29 March 2016
Name of the Book: The True Face of Islam
Author: Maulana Wahiduddin Khan (compiled and edited by Raamish Siddiqui)
Publisher: Harper Element, NOIDA
Price; Rs. 325
Over time, religious traditions come to be understood in multiple ways by those who claim to be its followers. This explains the proliferation of sects within every such tradition, each claiming to be the religion’s sole authentic representative. This interpretive diversity is not always simply a harmless intellectual phenomenon. Sometimes, it can be marshaled to fuel sectarian antagonisms, which can even take bloody forms—as has happened down the centuries.
Like many other religions, Islam has been, and continues to be, interpreted in diverse ways. Different Muslim sects and ideologues claim that their understandings of Islam represent the ‘true face’ of the faith. There being no living human authority that can conclusively judge between these conflicting claims in a manner acceptable to all sides, one can only say, as traditional Muslim scholars wisely used to, that ‘God knows best’. This does not mean a hopeless relativism, though. One could contend that interpretations of religion that reflect God’s attributes such as love, justice, wisdom, compassion and generosity, are truer than others, in that they reflect vital truths about God and goodness.
Maulana Wahiduddin Khan, a well-known New Delhi based Islamic scholar, has for decades been engaged in promoting an understanding of Islam that reflects these values—an interpretation of the faith that is rooted in love, compassion, acceptance of others and commitment to universal peace and harmony. In this engaging book—a collection of 38 short essays on various aspects of Islam—the Maulana deals with numerous issues that are central to discussions about Islam today, issues such as Islamic teachings about relations between Muslims and people of other faiths, religious pluralism, madrasas and ‘modernisation’, Islam, religious freedom and freedom of speech, Islam and politics, and Islamic norms about gender.
There are also chapters on Sufism, the spiritual goal, the purpose of knowledge, and the role of Muslims in India.

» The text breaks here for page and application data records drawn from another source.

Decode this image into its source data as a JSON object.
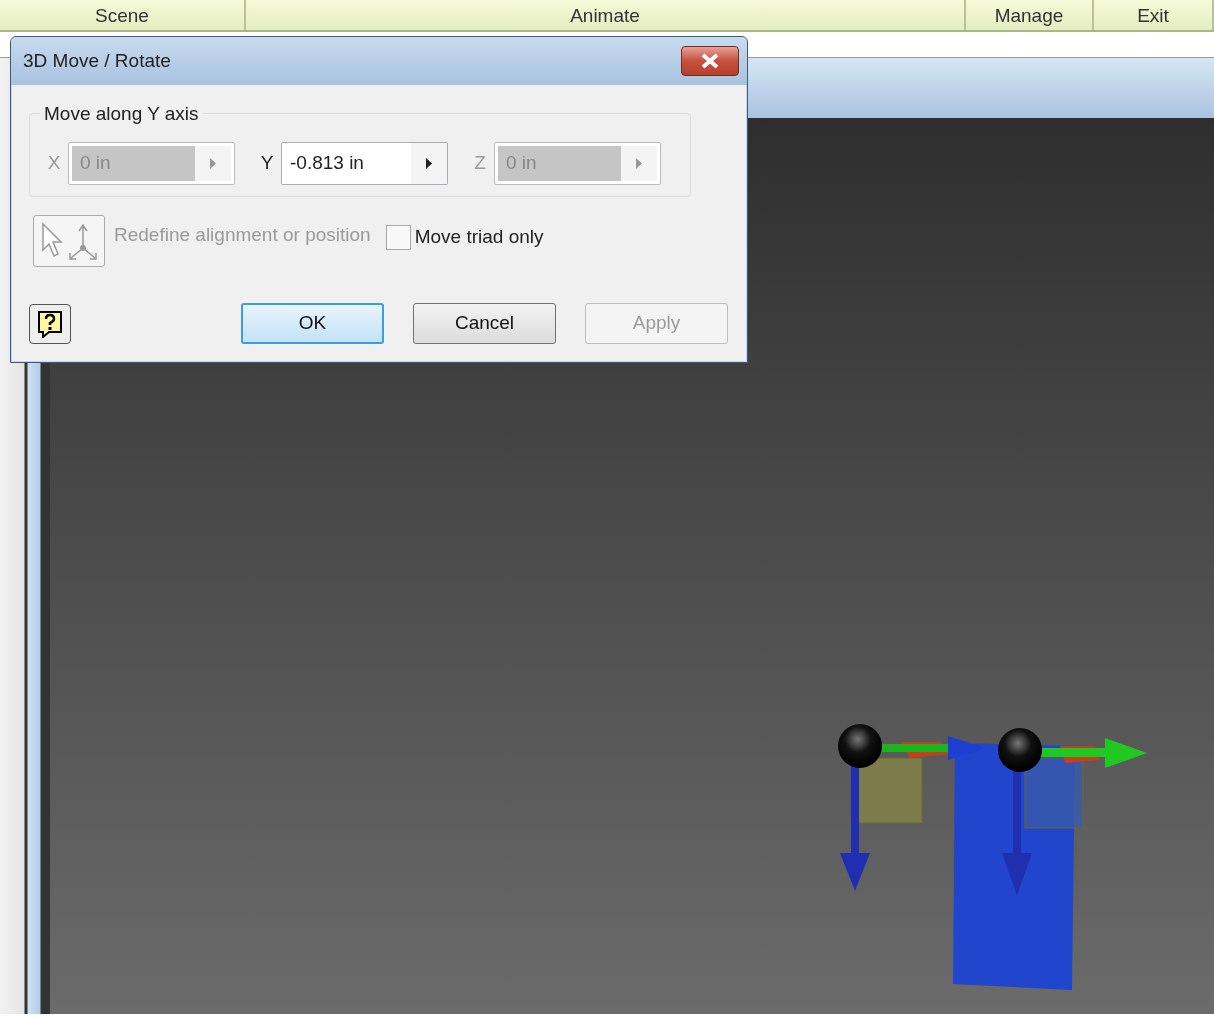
{
  "menu_tabs": [
    {
      "label": "Scene"
    },
    {
      "label": "Animate"
    },
    {
      "label": "Manage"
    },
    {
      "label": "Exit"
    }
  ],
  "dialog": {
    "title": "3D Move / Rotate",
    "group_label": "Move along Y axis",
    "fields": [
      {
        "axis": "X",
        "value": "0 in",
        "disabled": true
      },
      {
        "axis": "Y",
        "value": "-0.813 in",
        "disabled": false
      },
      {
        "axis": "Z",
        "value": "0 in",
        "disabled": true
      }
    ],
    "redefine": {
      "label": "Redefine alignment or position",
      "disabled": true
    },
    "move_triad_only": {
      "label": "Move triad only",
      "checked": false
    },
    "buttons": [
      {
        "label": "OK",
        "default": true,
        "disabled": false
      },
      {
        "label": "Cancel",
        "default": false,
        "disabled": false
      },
      {
        "label": "Apply",
        "default": false,
        "disabled": true
      }
    ]
  }
}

Much of the book is devoted to issues related to peace and its absence. The Maulana insists that terrorism has no legitimacy in Islam, and, along with this, he highlights Islamic teachings for promoting peace and inter-community harmony.
One issue that one could differ with the Maulana, though, is his understanding of the relationship between human beings and nature. In a chapter on Muslims and scientific education, he speaks of monotheism as having lead man to think of nature not as something to be worshipped but as ‘a thing to be exploited’, something ‘to be conquered’, an ‘object’ of ‘conquest’. This differs markedly from how many ecologically-sensitive religious scholars, including several Muslims, perceive nature. To them—and rightly so—nature is a gift from God, not a thing to be worshipped but, still, something to be respected, something to be taken good care of by man and wisely and kindly used.

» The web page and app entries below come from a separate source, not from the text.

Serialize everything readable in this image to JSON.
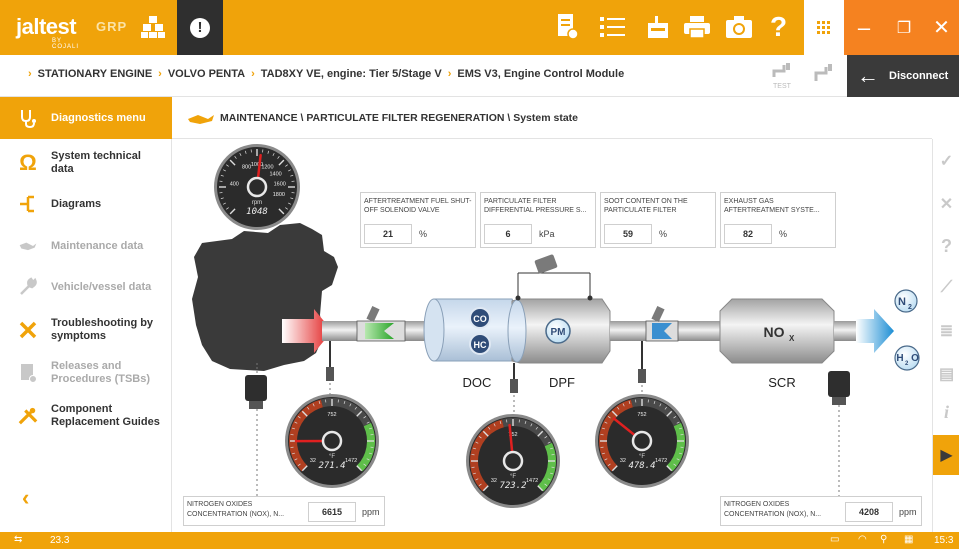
{
  "app": {
    "logo_text": "jaltest",
    "logo_sub": "BY COJALI",
    "edition": "GRP",
    "accent_color": "#f0a30a",
    "dark_color": "#2f2f2f",
    "window_color": "#f58220"
  },
  "toolbar": {
    "icons": [
      "report-icon",
      "checklist-icon",
      "garage-icon",
      "printer-icon",
      "camera-icon",
      "help-icon",
      "grid-icon",
      "alert-icon"
    ],
    "help_label": "?"
  },
  "window": {
    "minimize": "–",
    "restore": "❐",
    "close": "✕"
  },
  "breadcrumb": [
    "STATIONARY ENGINE",
    "VOLVO PENTA",
    "TAD8XY VE, engine: Tier 5/Stage V",
    "EMS V3, Engine Control Module"
  ],
  "breadcrumb_extra": {
    "test_label": "TEST",
    "disconnect_label": "Disconnect"
  },
  "sidebar": {
    "items": [
      {
        "label": "Diagnostics menu",
        "active": true,
        "enabled": true
      },
      {
        "label": "System technical data",
        "active": false,
        "enabled": true
      },
      {
        "label": "Diagrams",
        "active": false,
        "enabled": true
      },
      {
        "label": "Maintenance data",
        "active": false,
        "enabled": false
      },
      {
        "label": "Vehicle/vessel data",
        "active": false,
        "enabled": false
      },
      {
        "label": "Troubleshooting by symptoms",
        "active": false,
        "enabled": true
      },
      {
        "label": "Releases and Procedures (TSBs)",
        "active": false,
        "enabled": false
      },
      {
        "label": "Component Replacement Guides",
        "active": false,
        "enabled": true
      }
    ],
    "back_label": "‹"
  },
  "main": {
    "path": "MAINTENANCE \\ PARTICULATE FILTER REGENERATION \\ System state"
  },
  "params": [
    {
      "name": "AFTERTREATMENT FUEL SHUT-OFF SOLENOID VALVE",
      "value": "21",
      "unit": "%"
    },
    {
      "name": "PARTICULATE FILTER DIFFERENTIAL PRESSURE S...",
      "value": "6",
      "unit": "kPa"
    },
    {
      "name": "SOOT CONTENT ON THE PARTICULATE FILTER",
      "value": "59",
      "unit": "%"
    },
    {
      "name": "EXHAUST GAS AFTERTREATMENT SYSTE...",
      "value": "82",
      "unit": "%"
    }
  ],
  "nox": [
    {
      "name": "NITROGEN OXIDES CONCENTRATION (NOX), N...",
      "value": "6615",
      "unit": "ppm"
    },
    {
      "name": "NITROGEN OXIDES CONCENTRATION (NOX), N...",
      "value": "4208",
      "unit": "ppm"
    }
  ],
  "gauges": {
    "rpm": {
      "unit": "rpm",
      "reading": "1048",
      "value": 1048,
      "min": 0,
      "max": 2000,
      "ticks": [
        "400",
        "800",
        "1000",
        "1200",
        "1400",
        "1600",
        "1800"
      ]
    },
    "temps": [
      {
        "reading": "271.4",
        "value": 271.4,
        "min": 32,
        "max": 1472,
        "unit": "°F",
        "ticks": [
          "32",
          "752",
          "1472"
        ]
      },
      {
        "reading": "723.2",
        "value": 723.2,
        "min": 32,
        "max": 1472,
        "unit": "°F",
        "ticks": [
          "32",
          "752",
          "1472"
        ]
      },
      {
        "reading": "478.4",
        "value": 478.4,
        "min": 32,
        "max": 1472,
        "unit": "°F",
        "ticks": [
          "32",
          "752",
          "1472"
        ]
      }
    ]
  },
  "diagram": {
    "doc_label": "DOC",
    "dpf_label": "DPF",
    "scr_label": "SCR",
    "co": "CO",
    "hc": "HC",
    "pm": "PM",
    "nox_main": "NO",
    "nox_sub": "X",
    "n2_main": "N",
    "n2_sub": "2",
    "h2o_h": "H",
    "h2o_sub": "2",
    "h2o_o": "O"
  },
  "statusbar": {
    "version": "23.3",
    "clock": "15:3"
  }
}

This reflects the understanding that man is God’s vicegerent on earth, charged with the responsibility of managing nature in the most caring, loving and responsible way—a vision of the man-nature relationship that starkly contrasts with the belief that nature is something that man must conquer and exploit. This latter belief is a major factor for the environmental crisis that besets the world today.
Overall, however, this book excels as a valuable resource in helping to promote an understanding of Islam that is rooted in the sources of Islam—the Quran and the practice of the Prophet Muhammad—and that is of considerable relevance in the contemporary context.